Source data
- - -

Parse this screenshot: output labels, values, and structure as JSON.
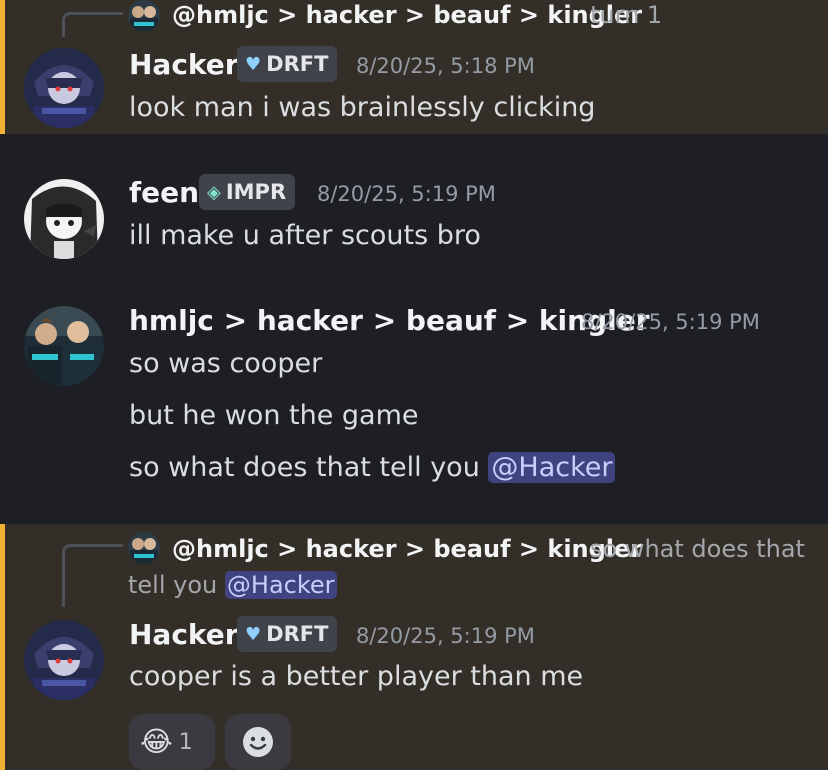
{
  "messages": [
    {
      "reply": {
        "author": "@hmljc > hacker > beauf > kingler",
        "text": "turn 1"
      },
      "author": "Hacker",
      "badge": "DRFT",
      "time": "8/20/25, 5:18 PM",
      "lines": [
        "look man i was brainlessly clicking"
      ]
    },
    {
      "author": "feen",
      "badge": "IMPR",
      "time": "8/20/25, 5:19 PM",
      "lines": [
        "ill make u after scouts bro"
      ]
    },
    {
      "author": "hmljc > hacker > beauf > kingler",
      "time": "8/20/25, 5:19 PM",
      "lines": [
        "so was cooper",
        "but he won the game",
        "so what does that tell you"
      ],
      "mention": "@Hacker"
    },
    {
      "reply": {
        "author": "@hmljc > hacker > beauf > kingler",
        "text_line1": "so what does that",
        "text_line2": "tell you",
        "mention": "@Hacker"
      },
      "author": "Hacker",
      "badge": "DRFT",
      "time": "8/20/25, 5:19 PM",
      "lines": [
        "cooper is a better player than me"
      ],
      "reactions": [
        {
          "emoji": "😂",
          "count": "1"
        }
      ]
    }
  ],
  "icons": {
    "drft_badge": "heart-shield-icon",
    "impr_badge": "diamond-sparkle-icon",
    "add_reaction": "add-reaction-smiley-icon"
  },
  "colors": {
    "highlight_bg": "#332f28",
    "highlight_bar": "#f0b232",
    "mention_bg": "#3f4480",
    "mention_text": "#c9cdfb",
    "bg": "#1e1f25"
  }
}
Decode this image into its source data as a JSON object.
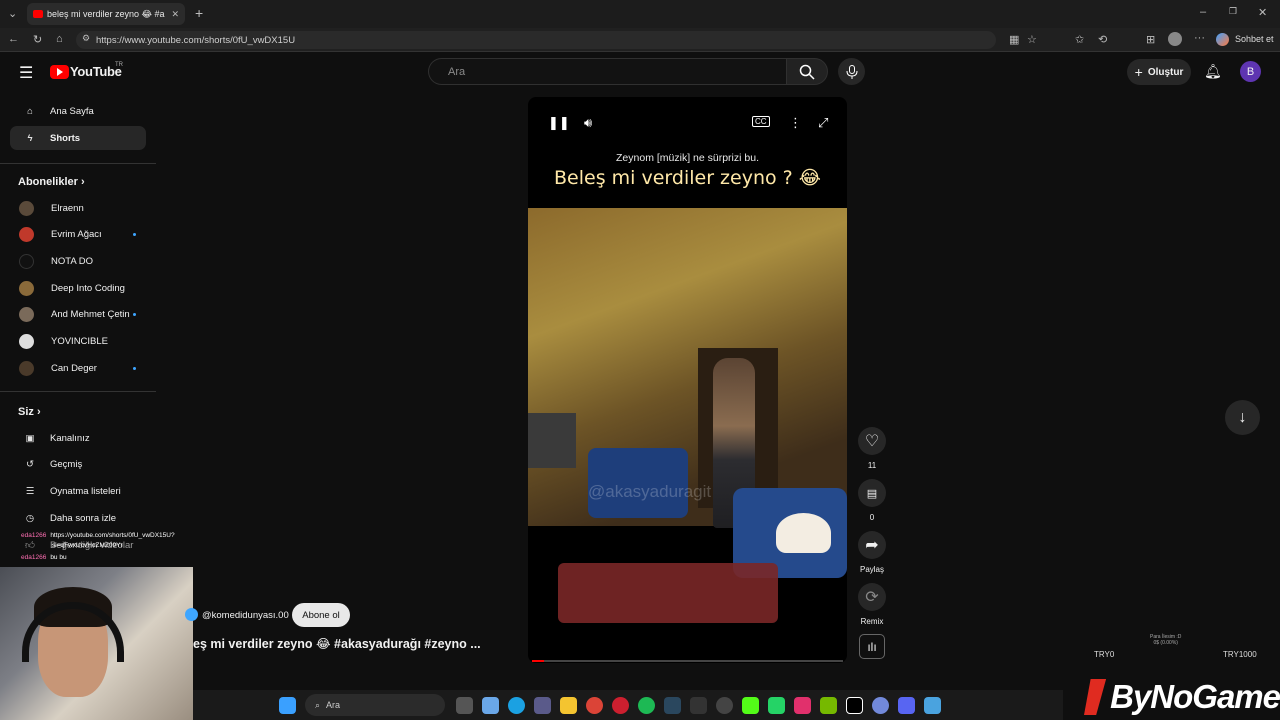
{
  "browser": {
    "tab_title": "beleş mi verdiler zeyno 😂 #a",
    "url": "https://www.youtube.com/shorts/0fU_vwDX15U",
    "copilot_label": "Sohbet et"
  },
  "header": {
    "logo": "YouTube",
    "region": "TR",
    "search_placeholder": "Ara",
    "create_label": "Oluştur",
    "avatar_letter": "B"
  },
  "sidebar": {
    "main": [
      {
        "label": "Ana Sayfa",
        "icon": "home-icon"
      },
      {
        "label": "Shorts",
        "icon": "shorts-icon"
      }
    ],
    "subs_heading": "Abonelikler",
    "subscriptions": [
      {
        "label": "Elraenn",
        "color": "#5a4a3a",
        "new": false
      },
      {
        "label": "Evrim Ağacı",
        "color": "#c0392b",
        "new": true
      },
      {
        "label": "NOTA DO",
        "color": "#111111",
        "new": false
      },
      {
        "label": "Deep Into Coding",
        "color": "#8a6a3a",
        "new": false
      },
      {
        "label": "And Mehmet Çetin",
        "color": "#7a6a5a",
        "new": true
      },
      {
        "label": "YOVINCIBLE",
        "color": "#dddddd",
        "new": false
      },
      {
        "label": "Can Deger",
        "color": "#4a3a2a",
        "new": true
      }
    ],
    "you_heading": "Siz",
    "you_items": [
      {
        "label": "Kanalınız",
        "icon": "channel-icon"
      },
      {
        "label": "Geçmiş",
        "icon": "history-icon"
      },
      {
        "label": "Oynatma listeleri",
        "icon": "playlist-icon"
      },
      {
        "label": "Daha sonra izle",
        "icon": "clock-icon"
      },
      {
        "label": "Beğendiğin videolar",
        "icon": "like-icon"
      }
    ]
  },
  "player": {
    "caption_small": "Zeynom [müzik] ne sürprizi bu.",
    "caption_big": "Beleş mi verdiler zeyno ? 😂",
    "watermark": "@akasyaduragit",
    "progress": 0.04
  },
  "actions": {
    "likes": "11",
    "comments": "0",
    "share": "Paylaş",
    "remix": "Remix"
  },
  "short_info": {
    "channel": "@komedidunyası.00",
    "subscribe": "Abone ol",
    "title": "eş mi verdiler zeyno 😂 #akasyadurağı #zeyno ..."
  },
  "chat": [
    {
      "user": "eda1266",
      "msg": "https://youtube.com/shorts/0fU_vwDX15U?"
    },
    {
      "user": "",
      "msg": "si=qFwxUcvHoZMZ09Yr"
    },
    {
      "user": "eda1266",
      "msg": "bu bu"
    }
  ],
  "taskbar": {
    "search": "Ara"
  },
  "overlay": {
    "brand": "ByNoGame",
    "ticker_left": "TRY0",
    "ticker_right": "TRY1000",
    "ticker_small_1": "Para İlesim :D",
    "ticker_small_2": "0$ (0.00%)"
  }
}
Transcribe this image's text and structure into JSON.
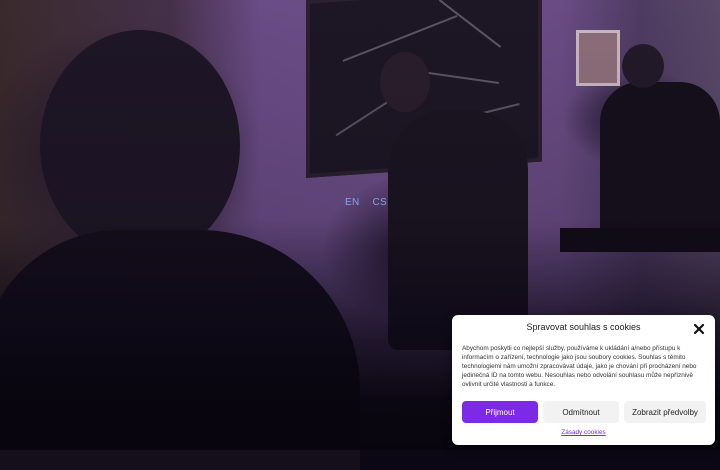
{
  "language_switcher": {
    "items": [
      {
        "label": "EN"
      },
      {
        "label": "CS"
      }
    ],
    "link_color": "#7ea3ef"
  },
  "cookie_banner": {
    "title": "Spravovat souhlas s cookies",
    "text": "Abychom poskytli co nejlepší služby, používáme k ukládání a/nebo přístupu k informacím o zařízení, technologie jako jsou soubory cookies. Souhlas s těmito technologiemi nám umožní zpracovávat údaje, jako je chování při procházení nebo jedinečná ID na tomto webu. Nesouhlas nebo odvolání souhlasu může nepříznivě ovlivnit určité vlastnosti a funkce.",
    "accept_label": "Přijmout",
    "deny_label": "Odmítnout",
    "preferences_label": "Zobrazit předvolby",
    "policy_link": "Zásady cookies",
    "accent_color": "#7d2ae8",
    "close_icon": "close-icon"
  }
}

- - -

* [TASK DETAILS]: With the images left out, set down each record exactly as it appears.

* [RESPONSE TO THIS EXERCISE]:
Parse this screenshot: output labels, values, and structure as JSON.
{
  "messages": [
    {
      "reply": {
        "author": "@hmljc > hacker > beauf > kingler",
        "text": "turn 1"
      },
      "author": "Hacker",
      "badge": "DRFT",
      "time": "8/20/25, 5:18 PM",
      "lines": [
        "look man i was brainlessly clicking"
      ]
    },
    {
      "author": "feen",
      "badge": "IMPR",
      "time": "8/20/25, 5:19 PM",
      "lines": [
        "ill make u after scouts bro"
      ]
    },
    {
      "author": "hmljc > hacker > beauf > kingler",
      "time": "8/20/25, 5:19 PM",
      "lines": [
        "so was cooper",
        "but he won the game",
        "so what does that tell you"
      ],
      "mention": "@Hacker"
    },
    {
      "reply": {
        "author": "@hmljc > hacker > beauf > kingler",
        "text_line1": "so what does that",
        "text_line2": "tell you",
        "mention": "@Hacker"
      },
      "author": "Hacker",
      "badge": "DRFT",
      "time": "8/20/25, 5:19 PM",
      "lines": [
        "cooper is a better player than me"
      ],
      "reactions": [
        {
          "emoji": "😂",
          "count": "1"
        }
      ]
    }
  ],
  "icons": {
    "drft_badge": "heart-shield-icon",
    "impr_badge": "diamond-sparkle-icon",
    "add_reaction": "add-reaction-smiley-icon"
  },
  "colors": {
    "highlight_bg": "#332f28",
    "highlight_bar": "#f0b232",
    "mention_bg": "#3f4480",
    "mention_text": "#c9cdfb",
    "bg": "#1e1f25"
  }
}
Decode this image into its source data as a JSON object.
{
  "browser": {
    "tab_title": "beleş mi verdiler zeyno 😂 #a",
    "url": "https://www.youtube.com/shorts/0fU_vwDX15U",
    "copilot_label": "Sohbet et"
  },
  "header": {
    "logo": "YouTube",
    "region": "TR",
    "search_placeholder": "Ara",
    "create_label": "Oluştur",
    "avatar_letter": "B"
  },
  "sidebar": {
    "main": [
      {
        "label": "Ana Sayfa",
        "icon": "home-icon"
      },
      {
        "label": "Shorts",
        "icon": "shorts-icon"
      }
    ],
    "subs_heading": "Abonelikler",
    "subscriptions": [
      {
        "label": "Elraenn",
        "color": "#5a4a3a",
        "new": false
      },
      {
        "label": "Evrim Ağacı",
        "color": "#c0392b",
        "new": true
      },
      {
        "label": "NOTA DO",
        "color": "#111111",
        "new": false
      },
      {
        "label": "Deep Into Coding",
        "color": "#8a6a3a",
        "new": false
      },
      {
        "label": "And Mehmet Çetin",
        "color": "#7a6a5a",
        "new": true
      },
      {
        "label": "YOVINCIBLE",
        "color": "#dddddd",
        "new": false
      },
      {
        "label": "Can Deger",
        "color": "#4a3a2a",
        "new": true
      }
    ],
    "you_heading": "Siz",
    "you_items": [
      {
        "label": "Kanalınız",
        "icon": "channel-icon"
      },
      {
        "label": "Geçmiş",
        "icon": "history-icon"
      },
      {
        "label": "Oynatma listeleri",
        "icon": "playlist-icon"
      },
      {
        "label": "Daha sonra izle",
        "icon": "clock-icon"
      },
      {
        "label": "Beğendiğin videolar",
        "icon": "like-icon"
      }
    ]
  },
  "player": {
    "caption_small": "Zeynom [müzik] ne sürprizi bu.",
    "caption_big": "Beleş mi verdiler zeyno ? 😂",
    "watermark": "@akasyaduragit",
    "progress": 0.04
  },
  "actions": {
    "likes": "11",
    "comments": "0",
    "share": "Paylaş",
    "remix": "Remix"
  },
  "short_info": {
    "channel": "@komedidunyası.00",
    "subscribe": "Abone ol",
    "title": "eş mi verdiler zeyno 😂 #akasyadurağı #zeyno ..."
  },
  "chat": [
    {
      "user": "eda1266",
      "msg": "https://youtube.com/shorts/0fU_vwDX15U?"
    },
    {
      "user": "",
      "msg": "si=qFwxUcvHoZMZ09Yr"
    },
    {
      "user": "eda1266",
      "msg": "bu bu"
    }
  ],
  "taskbar": {
    "search": "Ara"
  },
  "overlay": {
    "brand": "ByNoGame",
    "ticker_left": "TRY0",
    "ticker_right": "TRY1000",
    "ticker_small_1": "Para İlesim :D",
    "ticker_small_2": "0$ (0.00%)"
  }
}
Transcribe this image's text and structure into JSON.
{
  "language_switcher": {
    "items": [
      {
        "label": "EN"
      },
      {
        "label": "CS"
      }
    ],
    "link_color": "#7ea3ef"
  },
  "cookie_banner": {
    "title": "Spravovat souhlas s cookies",
    "text": "Abychom poskytli co nejlepší služby, používáme k ukládání a/nebo přístupu k informacím o zařízení, technologie jako jsou soubory cookies. Souhlas s těmito technologiemi nám umožní zpracovávat údaje, jako je chování při procházení nebo jedinečná ID na tomto webu. Nesouhlas nebo odvolání souhlasu může nepříznivě ovlivnit určité vlastnosti a funkce.",
    "accept_label": "Přijmout",
    "deny_label": "Odmítnout",
    "preferences_label": "Zobrazit předvolby",
    "policy_link": "Zásady cookies",
    "accent_color": "#7d2ae8",
    "close_icon": "close-icon"
  }
}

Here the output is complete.